Task prompt: In the entries below, find each line with the word "önce" and return it.

Task inputs:
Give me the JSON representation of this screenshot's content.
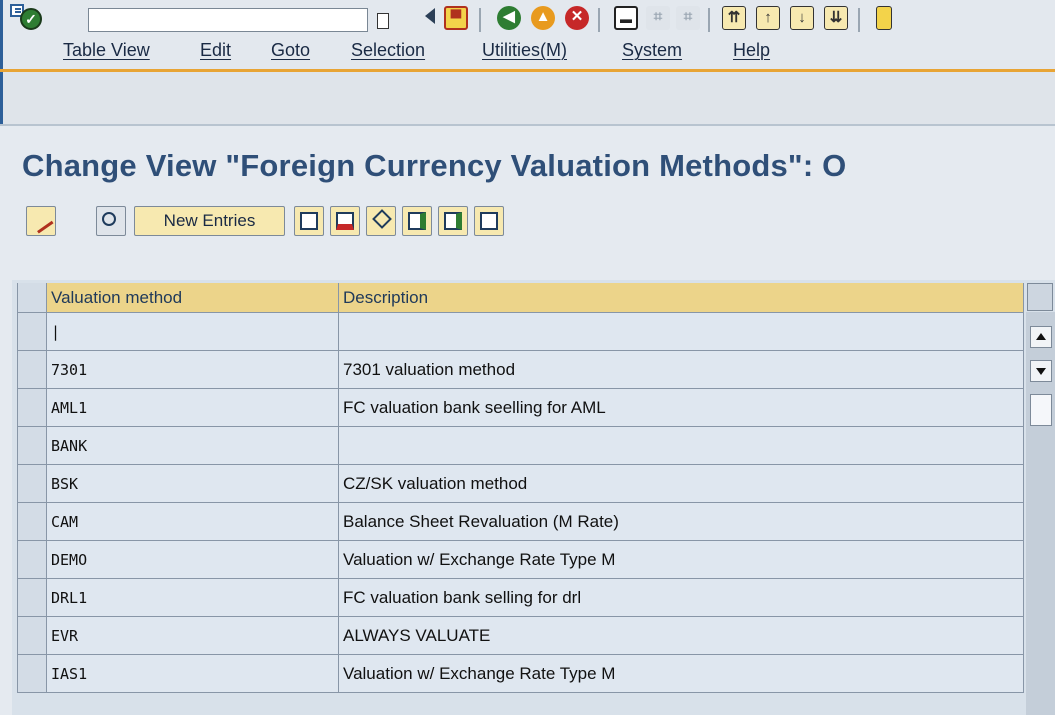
{
  "menu": {
    "items": [
      "Table View",
      "Edit",
      "Goto",
      "Selection",
      "Utilities(M)",
      "System",
      "Help"
    ]
  },
  "toolbar": {
    "command_value": ""
  },
  "page": {
    "title": "Change View \"Foreign Currency Valuation Methods\": O"
  },
  "app_toolbar": {
    "new_entries_label": "New Entries"
  },
  "table": {
    "columns": [
      "Valuation method",
      "Description"
    ],
    "rows": [
      {
        "method": "|",
        "description": ""
      },
      {
        "method": "7301",
        "description": "7301 valuation method"
      },
      {
        "method": "AML1",
        "description": "FC valuation bank seelling for AML"
      },
      {
        "method": "BANK",
        "description": ""
      },
      {
        "method": "BSK",
        "description": "CZ/SK valuation method"
      },
      {
        "method": "CAM",
        "description": "Balance Sheet Revaluation (M Rate)"
      },
      {
        "method": "DEMO",
        "description": "Valuation w/ Exchange Rate Type M"
      },
      {
        "method": "DRL1",
        "description": "FC valuation bank selling for drl"
      },
      {
        "method": "EVR",
        "description": "ALWAYS VALUATE"
      },
      {
        "method": "IAS1",
        "description": "Valuation w/ Exchange Rate Type M"
      }
    ]
  },
  "colors": {
    "accent_orange": "#e8a435",
    "title_blue": "#2f4f78",
    "header_yellow": "#ecd48a",
    "button_yellow": "#f7e9b0"
  }
}
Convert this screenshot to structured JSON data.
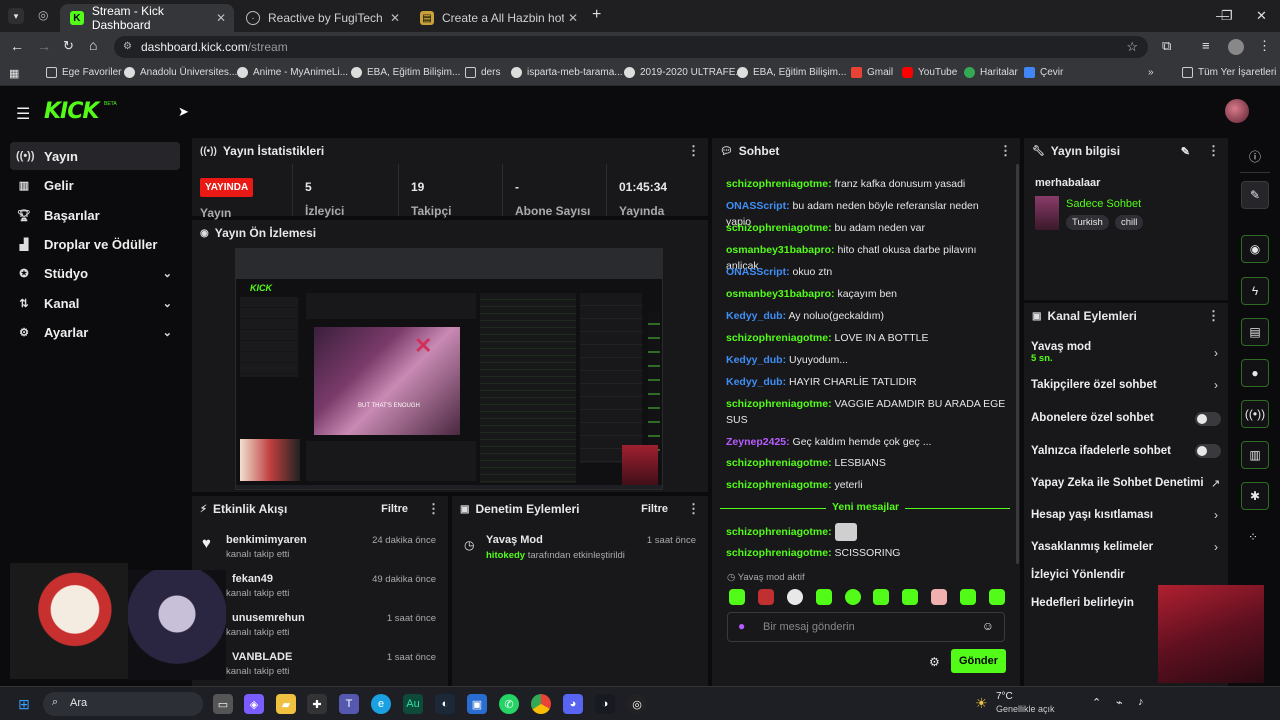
{
  "browser": {
    "tabs": [
      {
        "label": "Stream - Kick Dashboard",
        "active": true
      },
      {
        "label": "Reactive by FugiTech"
      },
      {
        "label": "Create a All Hazbin hotel seaso"
      }
    ],
    "url_host": "dashboard.kick.com",
    "url_path": "/stream",
    "bookmarks": [
      "Ege Favoriler",
      "Anadolu Üniversites...",
      "Anime - MyAnimeLi...",
      "EBA, Eğitim Bilişim...",
      "ders",
      "isparta-meb-tarama...",
      "2019-2020 ULTRAFE...",
      "EBA, Eğitim Bilişim...",
      "Gmail",
      "YouTube",
      "Haritalar",
      "Çevir"
    ],
    "all_bookmarks": "Tüm Yer İşaretleri"
  },
  "brand": {
    "logo": "KICK",
    "beta": "BETA",
    "accent": "#53fc18"
  },
  "nav": [
    {
      "label": "Yayın",
      "icon": "broadcast-icon"
    },
    {
      "label": "Gelir",
      "icon": "chart-icon"
    },
    {
      "label": "Başarılar",
      "icon": "trophy-icon"
    },
    {
      "label": "Droplar ve Ödüller",
      "icon": "gift-icon"
    },
    {
      "label": "Stüdyo",
      "icon": "studio-icon"
    },
    {
      "label": "Kanal",
      "icon": "channel-icon"
    },
    {
      "label": "Ayarlar",
      "icon": "gear-icon"
    }
  ],
  "stats": {
    "title": "Yayın İstatistikleri",
    "live_badge": "YAYINDA",
    "status_label": "Yayın",
    "viewers": "5",
    "viewers_label": "İzleyici",
    "followers": "19",
    "followers_label": "Takipçi",
    "subs": "-",
    "subs_label": "Abone Sayısı",
    "uptime": "01:45:34",
    "uptime_label": "Yayında Olduğu"
  },
  "preview": {
    "title": "Yayın Ön İzlemesi",
    "caption": "BUT THAT'S ENOUGH"
  },
  "activity": {
    "title": "Etkinlik Akışı",
    "filter": "Filtre",
    "items": [
      {
        "user": "benkimimyaren",
        "sub": "kanalı takip etti",
        "time": "24 dakika önce"
      },
      {
        "user": "fekan49",
        "sub": "kanalı takip etti",
        "time": "49 dakika önce"
      },
      {
        "user": "unusemrehun",
        "sub": "kanalı takip etti",
        "time": "1 saat önce"
      },
      {
        "user": "VANBLADE",
        "sub": "kanalı takip etti",
        "time": "1 saat önce"
      }
    ]
  },
  "moderation": {
    "title": "Denetim Eylemleri",
    "filter": "Filtre",
    "item": {
      "title": "Yavaş Mod",
      "actor": "hitokedy",
      "text": "tarafından etkinleştirildi",
      "time": "1 saat önce"
    }
  },
  "chat": {
    "title": "Sohbet",
    "messages": [
      {
        "user": "schizophreniagotme:",
        "color": "g",
        "text": "franz kafka donusum yasadi"
      },
      {
        "user": "ONASScript:",
        "color": "b",
        "text": "bu adam neden böyle referanslar neden yapio"
      },
      {
        "user": "schizophreniagotme:",
        "color": "g",
        "text": "bu adam neden var"
      },
      {
        "user": "osmanbey31babapro:",
        "color": "g",
        "text": "hito chatl okusa darbe pilavını anlicak"
      },
      {
        "user": "ONASScript:",
        "color": "b",
        "text": "okuo ztn"
      },
      {
        "user": "osmanbey31babapro:",
        "color": "g",
        "text": "kaçayım ben"
      },
      {
        "user": "Kedyy_dub:",
        "color": "b",
        "text": "Ay noluo(geckaldım)"
      },
      {
        "user": "schizophreniagotme:",
        "color": "g",
        "text": "LOVE IN A BOTTLE"
      },
      {
        "user": "Kedyy_dub:",
        "color": "b",
        "text": "Uyuyodum..."
      },
      {
        "user": "Kedyy_dub:",
        "color": "b",
        "text": "HAYIR CHARLİE TATLIDIR"
      },
      {
        "user": "schizophreniagotme:",
        "color": "g",
        "text": "VAGGIE ADAMDIR BU ARADA EGE SUS"
      },
      {
        "user": "Zeynep2425:",
        "color": "p",
        "text": "Geç kaldım hemde çok geç ..."
      },
      {
        "user": "schizophreniagotme:",
        "color": "g",
        "text": "LESBIANS"
      },
      {
        "user": "schizophreniagotme:",
        "color": "g",
        "text": "yeterli"
      }
    ],
    "new_messages": "Yeni mesajlar",
    "after": [
      {
        "user": "schizophreniagotme:",
        "color": "g",
        "text": ""
      },
      {
        "user": "schizophreniagotme:",
        "color": "g",
        "text": "SCISSORING"
      }
    ],
    "slow_mode": "Yavaş mod aktif",
    "placeholder": "Bir mesaj gönderin",
    "send": "Gönder"
  },
  "info": {
    "title": "Yayın bilgisi",
    "stream_title": "merhabalaar",
    "category": "Sadece Sohbet",
    "tags": [
      "Turkish",
      "chill"
    ]
  },
  "channel_actions": {
    "title": "Kanal Eylemleri",
    "slow_mode": "Yavaş mod",
    "slow_value": "5 sn.",
    "items": [
      "Takipçilere özel sohbet",
      "Abonelere özel sohbet",
      "Yalnızca ifadelerle sohbet",
      "Yapay Zeka ile Sohbet Denetimi",
      "Hesap yaşı kısıtlaması",
      "Yasaklanmış kelimeler",
      "İzleyici Yönlendir",
      "Hedefleri belirleyin"
    ]
  },
  "taskbar": {
    "search": "Ara",
    "temp": "7°C",
    "weather": "Genellikle açık"
  }
}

Exercise response:
        "time": "24 dakika önce"
        "time": "49 dakika önce"
        "time": "1 saat önce"
        "time": "1 saat önce"
      "time": "1 saat önce"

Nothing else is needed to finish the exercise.